BRITISH AIRWAYS was forced to apologise to a partially sighted woman after refusing to allow her to fly with her Guide dog by her side in breach of Government guidelines.
Wheelchair-bound Gail Jones who has multiple sclerosis and is registered blind was planning a healing pilgrimage in September to Lourdes, France.
Under guidelines introduced by the Department of Transport in March, companies should not charge extra fees for Guide Dogs. But BA told Mrs Jones that her dog Magic would have to travel in the hold on the flight to Toulouse and also that she would have to pay £300 plus VAT in quarantine fees.
Mrs Jones took her business elsewhere, rival carrier Air France were only too happy to allow Magic to travel in the passenger cabin at no extra cost. As a result, the group organising the pilgrimage booked the trip with Air France instead.
Because of her disabilities, Mrs Jones is supposed to have Magic with her at all times. The three year-old labrador acts as an assistant dog and can pick up her mobile phone, wallet or keys if she drops them and is trained to help her to sit up.
Mrs Jones from Birmingham said: "Its despicable for BA to behave in this way. Magic is well behaved and is certainly not a health risk."
The Royal National Institute for the Blind backed her up, accusing the airline of acting "immorally".
John Tangney of Tangney Tours, organisers of the Lourdes pilgrimage for 24 disabled people said: "I was amazed by BAs negative response."
The Department of Transport added: "In March, BA was supportive of our code which meant that guide dogs should travel free with the animal at the disabled persons feet, But, of course, the guidelines are voluntary."
BA is now changing its policy to allow guide dogs to travel on more of its European routes.

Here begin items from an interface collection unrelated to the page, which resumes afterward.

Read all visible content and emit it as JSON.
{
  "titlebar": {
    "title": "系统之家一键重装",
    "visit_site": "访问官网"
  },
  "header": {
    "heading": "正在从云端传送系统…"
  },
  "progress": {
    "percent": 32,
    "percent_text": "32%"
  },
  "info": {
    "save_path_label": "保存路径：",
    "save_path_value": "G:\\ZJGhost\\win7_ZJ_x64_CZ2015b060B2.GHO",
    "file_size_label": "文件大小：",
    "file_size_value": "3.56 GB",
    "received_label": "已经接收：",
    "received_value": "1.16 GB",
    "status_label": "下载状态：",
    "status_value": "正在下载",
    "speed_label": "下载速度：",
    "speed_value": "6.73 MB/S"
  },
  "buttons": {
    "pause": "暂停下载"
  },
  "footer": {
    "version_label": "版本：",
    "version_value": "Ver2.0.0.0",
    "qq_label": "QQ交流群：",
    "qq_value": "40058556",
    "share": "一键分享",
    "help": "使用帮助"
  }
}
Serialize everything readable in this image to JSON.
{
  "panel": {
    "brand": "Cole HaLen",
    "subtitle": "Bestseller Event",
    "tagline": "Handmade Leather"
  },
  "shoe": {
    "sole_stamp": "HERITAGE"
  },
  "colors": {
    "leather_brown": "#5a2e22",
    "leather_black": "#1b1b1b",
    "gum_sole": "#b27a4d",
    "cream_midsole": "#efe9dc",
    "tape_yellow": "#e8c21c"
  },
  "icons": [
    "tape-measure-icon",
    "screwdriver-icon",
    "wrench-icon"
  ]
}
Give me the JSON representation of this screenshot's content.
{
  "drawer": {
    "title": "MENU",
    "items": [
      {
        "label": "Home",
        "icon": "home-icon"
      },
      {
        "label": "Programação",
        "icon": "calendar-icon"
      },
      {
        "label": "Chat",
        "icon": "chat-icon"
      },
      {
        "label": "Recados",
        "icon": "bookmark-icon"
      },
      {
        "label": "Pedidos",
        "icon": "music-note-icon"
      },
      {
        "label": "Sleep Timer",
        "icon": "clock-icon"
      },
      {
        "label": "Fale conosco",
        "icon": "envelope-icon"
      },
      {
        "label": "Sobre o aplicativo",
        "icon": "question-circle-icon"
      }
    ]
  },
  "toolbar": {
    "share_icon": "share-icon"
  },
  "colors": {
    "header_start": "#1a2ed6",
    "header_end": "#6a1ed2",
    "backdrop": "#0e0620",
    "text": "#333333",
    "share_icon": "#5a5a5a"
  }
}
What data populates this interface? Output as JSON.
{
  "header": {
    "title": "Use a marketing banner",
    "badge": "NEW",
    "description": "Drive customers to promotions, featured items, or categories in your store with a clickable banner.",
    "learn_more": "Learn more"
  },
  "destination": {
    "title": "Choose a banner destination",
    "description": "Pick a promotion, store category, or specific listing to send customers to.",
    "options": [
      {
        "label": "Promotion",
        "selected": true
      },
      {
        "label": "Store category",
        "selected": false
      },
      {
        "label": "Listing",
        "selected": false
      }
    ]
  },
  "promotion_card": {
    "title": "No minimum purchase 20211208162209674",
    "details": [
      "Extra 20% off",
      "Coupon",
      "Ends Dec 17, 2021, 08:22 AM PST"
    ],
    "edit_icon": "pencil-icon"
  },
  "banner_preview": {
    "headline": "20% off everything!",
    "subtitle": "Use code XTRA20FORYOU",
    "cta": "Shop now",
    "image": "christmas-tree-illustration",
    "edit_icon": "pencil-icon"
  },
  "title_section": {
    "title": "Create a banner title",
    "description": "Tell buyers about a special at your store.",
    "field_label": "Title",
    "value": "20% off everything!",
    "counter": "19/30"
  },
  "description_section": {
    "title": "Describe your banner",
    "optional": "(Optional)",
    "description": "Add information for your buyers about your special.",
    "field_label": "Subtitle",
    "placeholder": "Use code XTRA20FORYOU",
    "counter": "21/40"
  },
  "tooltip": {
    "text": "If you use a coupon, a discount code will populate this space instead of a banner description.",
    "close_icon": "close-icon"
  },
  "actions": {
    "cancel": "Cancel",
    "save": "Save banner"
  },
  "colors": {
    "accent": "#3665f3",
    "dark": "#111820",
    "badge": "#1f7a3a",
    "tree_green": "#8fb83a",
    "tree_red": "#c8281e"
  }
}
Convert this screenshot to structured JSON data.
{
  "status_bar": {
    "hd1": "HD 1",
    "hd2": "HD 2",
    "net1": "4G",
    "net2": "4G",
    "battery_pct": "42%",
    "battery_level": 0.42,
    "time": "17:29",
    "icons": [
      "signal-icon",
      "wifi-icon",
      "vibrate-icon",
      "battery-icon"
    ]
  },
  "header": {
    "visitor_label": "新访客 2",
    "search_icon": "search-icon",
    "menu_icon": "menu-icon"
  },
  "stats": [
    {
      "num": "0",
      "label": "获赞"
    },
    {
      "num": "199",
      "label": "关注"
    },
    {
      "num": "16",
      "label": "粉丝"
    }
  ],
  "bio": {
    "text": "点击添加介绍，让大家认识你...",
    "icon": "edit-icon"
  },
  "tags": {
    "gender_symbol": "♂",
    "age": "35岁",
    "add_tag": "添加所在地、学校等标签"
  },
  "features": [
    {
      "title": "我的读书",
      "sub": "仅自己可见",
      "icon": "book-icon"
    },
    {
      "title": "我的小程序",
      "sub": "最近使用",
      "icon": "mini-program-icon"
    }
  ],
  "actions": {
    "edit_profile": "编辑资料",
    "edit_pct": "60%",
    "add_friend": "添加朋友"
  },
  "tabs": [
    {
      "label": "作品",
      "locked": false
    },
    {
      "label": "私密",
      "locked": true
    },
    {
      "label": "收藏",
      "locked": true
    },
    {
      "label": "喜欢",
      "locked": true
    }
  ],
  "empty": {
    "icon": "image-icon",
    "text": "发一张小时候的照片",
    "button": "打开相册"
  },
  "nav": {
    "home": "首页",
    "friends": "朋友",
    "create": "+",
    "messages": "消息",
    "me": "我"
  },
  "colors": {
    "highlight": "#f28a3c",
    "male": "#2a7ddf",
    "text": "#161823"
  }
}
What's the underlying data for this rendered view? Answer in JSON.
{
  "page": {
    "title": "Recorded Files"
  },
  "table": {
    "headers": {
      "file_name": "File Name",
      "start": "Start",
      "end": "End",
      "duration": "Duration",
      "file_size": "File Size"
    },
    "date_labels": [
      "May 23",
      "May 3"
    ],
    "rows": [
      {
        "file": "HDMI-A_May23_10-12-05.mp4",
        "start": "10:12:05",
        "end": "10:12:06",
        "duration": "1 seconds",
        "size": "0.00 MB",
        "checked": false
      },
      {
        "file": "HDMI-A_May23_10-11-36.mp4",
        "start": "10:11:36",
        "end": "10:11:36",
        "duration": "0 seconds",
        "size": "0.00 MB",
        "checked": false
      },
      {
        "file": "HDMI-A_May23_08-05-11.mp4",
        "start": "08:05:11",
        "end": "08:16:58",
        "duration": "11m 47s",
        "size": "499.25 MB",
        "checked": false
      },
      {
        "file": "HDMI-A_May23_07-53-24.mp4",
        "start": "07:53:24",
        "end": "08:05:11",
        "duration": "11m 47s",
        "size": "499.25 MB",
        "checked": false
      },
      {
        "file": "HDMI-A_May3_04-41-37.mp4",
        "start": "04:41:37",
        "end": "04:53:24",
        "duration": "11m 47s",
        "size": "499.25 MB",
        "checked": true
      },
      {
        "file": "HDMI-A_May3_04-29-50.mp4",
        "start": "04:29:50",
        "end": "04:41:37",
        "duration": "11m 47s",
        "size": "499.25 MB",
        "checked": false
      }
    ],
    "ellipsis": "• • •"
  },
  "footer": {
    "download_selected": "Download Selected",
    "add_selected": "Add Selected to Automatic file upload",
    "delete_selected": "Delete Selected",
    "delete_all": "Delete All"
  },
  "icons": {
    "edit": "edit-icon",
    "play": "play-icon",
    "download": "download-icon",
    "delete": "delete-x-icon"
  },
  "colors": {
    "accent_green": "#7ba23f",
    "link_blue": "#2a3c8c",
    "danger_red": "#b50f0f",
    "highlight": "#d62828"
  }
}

A spokesman for BA said: "We apologise to Mrs Jones for any inconvenience. From next month, we will be introducing the Pets Travel Scheme across a number of routes, including Toulouse."